Hughes Tool Co. was an antitrust action brought by TWA against the Hughes Tool Company, a corporation owned by Howard Hughes that had acquired control of TWA. The "crux of TWA's complaint was the use by Toolco of its control over TWA to control and dictate the manner and method by which TWA acquired aircraft and the necessary financing thereof." 409 U.S. at 366. The Supreme Court held that, since Toolco's dealings with TWA had been under the surveillance of the CAB, those transactions were immunized from the antitrust laws. The critical factor in Hughes Tool Co. was that every transaction, including methods of financing, that formed the basis of the antitrust complaint required CAB approval and, indeed, such approval was granted. 409 U.S. at 379. See Aloha Airlines, Inc. v. Hawaiian Airlines, Inc., 489 F.2d 203, 207-08 (9th Cir. 1973), cert. denied, 417 U.S. 913, 41 L. Ed. 2d 217, 94 S. Ct. 2612 (1974).
In the case at hand, the defendants have neither sought nor received CAB approval for the transactions with Ryder System and Ryd-Air. As the Breen court quite correctly pointed out, the 1947 agreement, which was approved by the CAB, did not (indeed could not) contemplate the financial arrangement subsequently entered into by ACI and Ryd-Air. 470 F.2d at 774. Nor did the 1947 order impliedly grant, as defendants claim, "sweeping authority" to ACI in its handling of cartage contracts. To the contrary, the 1947 order specifically cautioned that "the future development of Air Cargo, Inc. is uncertain and that its activities may require future reconsideration of the approval granted herein." (Memorandum of Air Carrier Defendants and Air Cargo, Inc., Exhibit B.)

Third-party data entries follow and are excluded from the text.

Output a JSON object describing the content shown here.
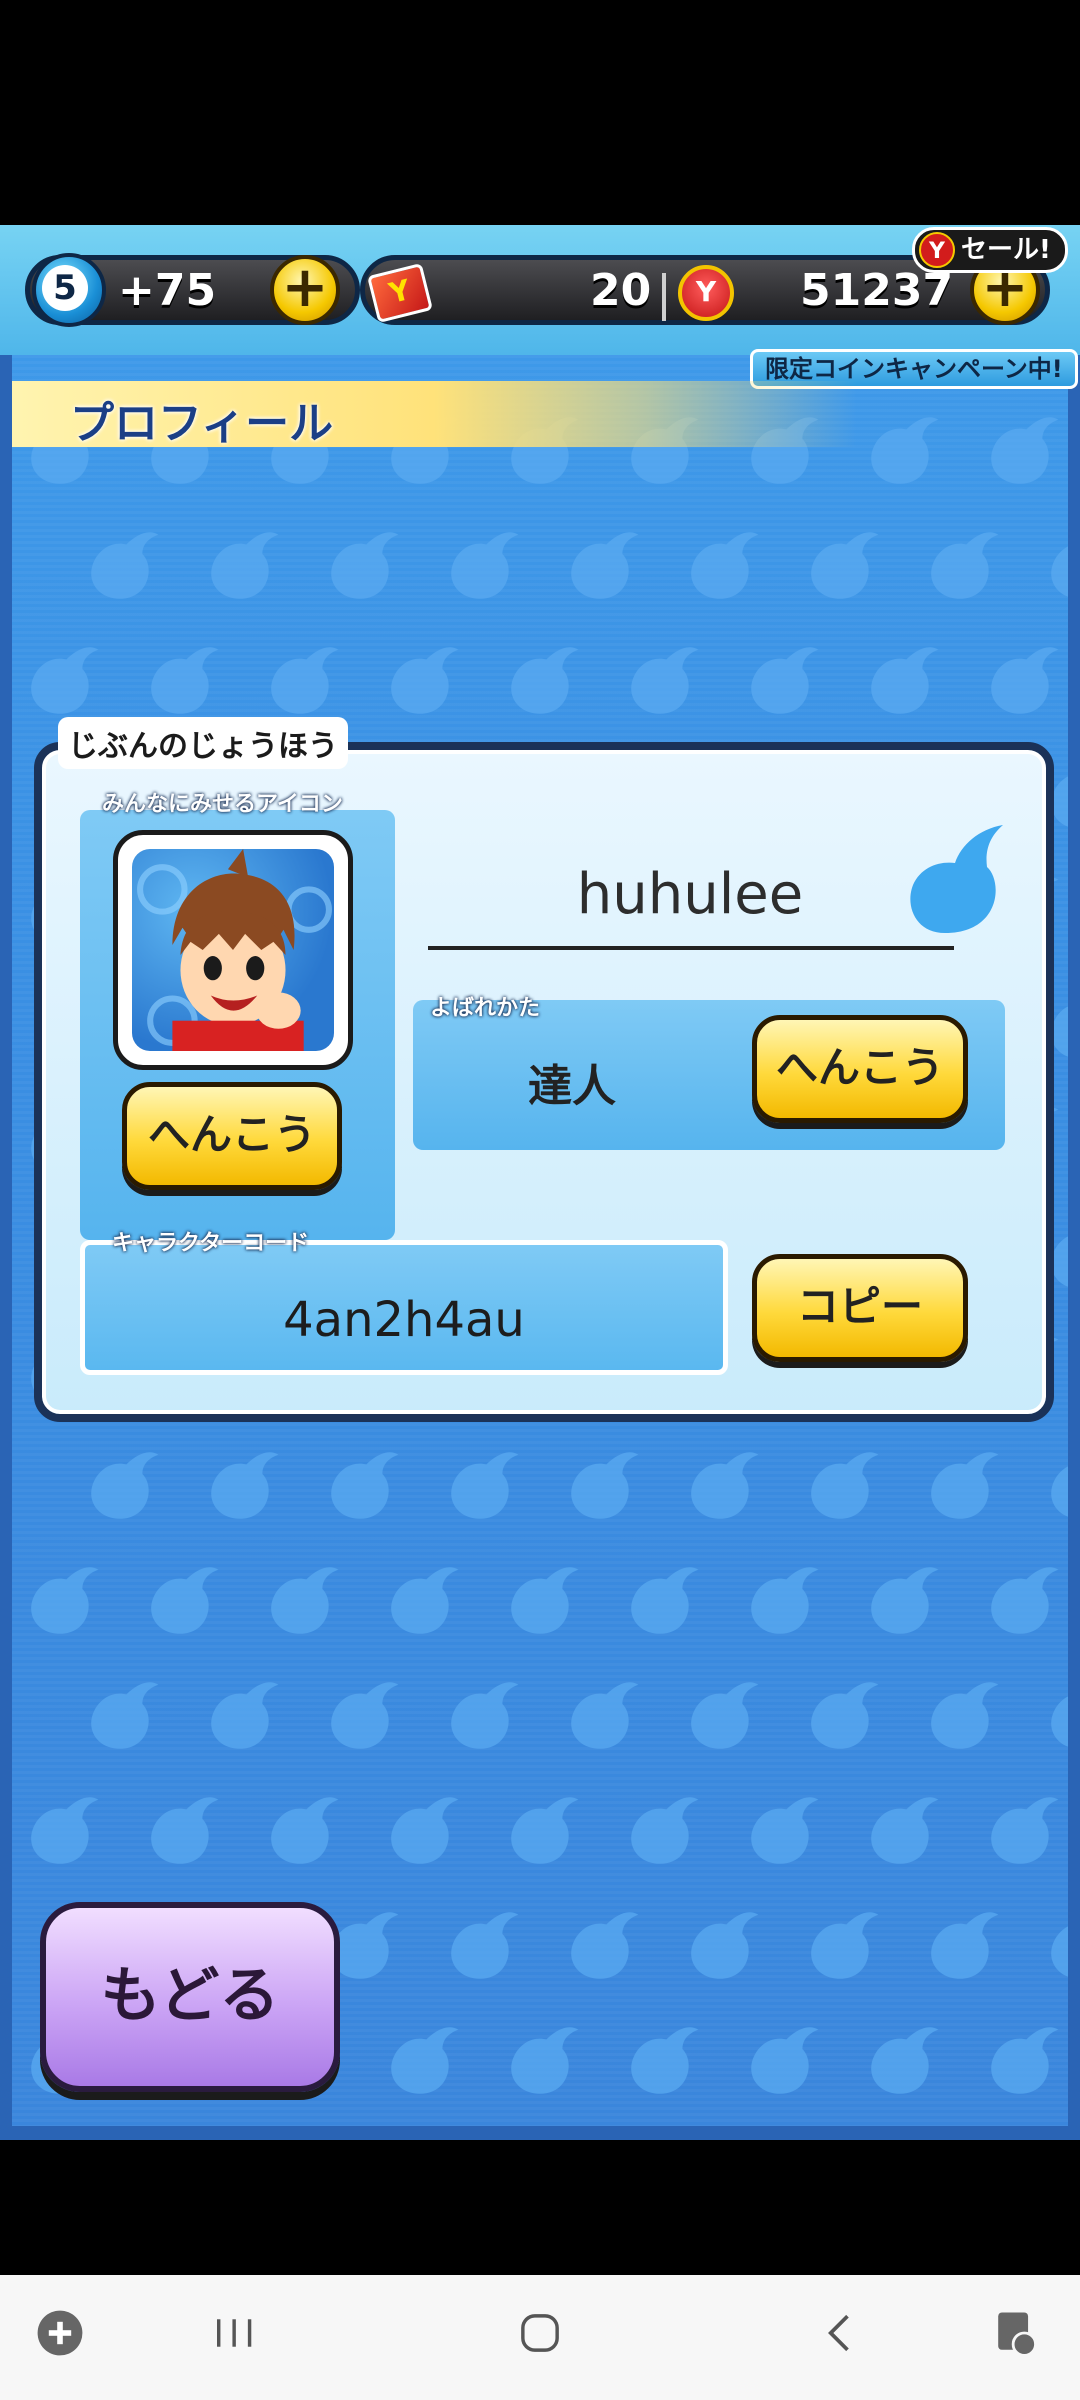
{
  "currency": {
    "level": "5",
    "stamina_gain": "+75",
    "tickets": "20",
    "coins": "51237",
    "ticket_icon_text": "Y",
    "coin_icon_text": "Y"
  },
  "badges": {
    "sale_label": "セール!",
    "sale_icon_text": "Y",
    "campaign_label": "限定コインキャンペーン中!"
  },
  "header": {
    "title": "プロフィール"
  },
  "profile": {
    "section_title": "じぶんのじょうほう",
    "icon_label": "みんなにみせるアイコン",
    "icon_change_button": "へんこう",
    "player_name": "huhulee",
    "alias_label": "よばれかた",
    "alias_value": "達人",
    "alias_change_button": "へんこう",
    "code_label": "キャラクターコード",
    "character_code": "4an2h4au",
    "copy_button": "コピー"
  },
  "back_button": "もどる",
  "plus_symbol": "+",
  "colors": {
    "background_blue": "#3a8fe3",
    "panel_light": "#eaf7ff",
    "button_yellow": "#ffd93b",
    "button_purple": "#cba4f5",
    "header_yellow": "#ffe27a"
  },
  "navbar": {
    "icons": [
      "game-launcher-icon",
      "recent-apps-icon",
      "home-icon",
      "back-icon",
      "screenshot-assist-icon"
    ]
  }
}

To determine the extent to which the CAB approval resulted in antitrust immunity, the Court of Appeals in Breen made the very type of inquiry suggested by the Hughes Tool Co. opinion, i.e., whether "CAB specifically authorized as in the public interest specific transactions . . .." 409 U.S. at 389. In Breen, since specific authorization for ACI's arrangement with Ryder System had not been granted, the Second Circuit held that the CAB had not immunized the defendants' activities. We reach the same conclusion in this case and, accordingly, decline to relinquish jurisdiction over this antitrust action.
The plaintiff also cross-moves for summary judgment on the merits. This motion is denied. The briefs and supporting affidavits and materials of both parties focus almost exclusively on the issue of primary jurisdiction. But more importantly, the papers fail to deal with such material issues of fact necessary to the resolution of an antitrust suit as the actual impact of the alleged antitrust activities on the airline cartage industry in the New York City area and the resulting loss, if any, to the plaintiff from termination of its contract with ACI. At this stage of the proceeding summary judgment is inappropriate. See Poller v. Columbia Broadcasting System, Inc., 368 U.S. 464, 473, 7 L. Ed. 2d 458, 82 S. Ct. 486 (1962); Seligson v. New York Produce Exchange, 378 F. Supp. 1076, 1092-93 (S.D.N.Y. 1974). In denying the motions for summary judgment, we, of course, intimate no view as to the merits of the case.
For the reasons stated above, the motions for summary judgment are denied.
It is so ordered.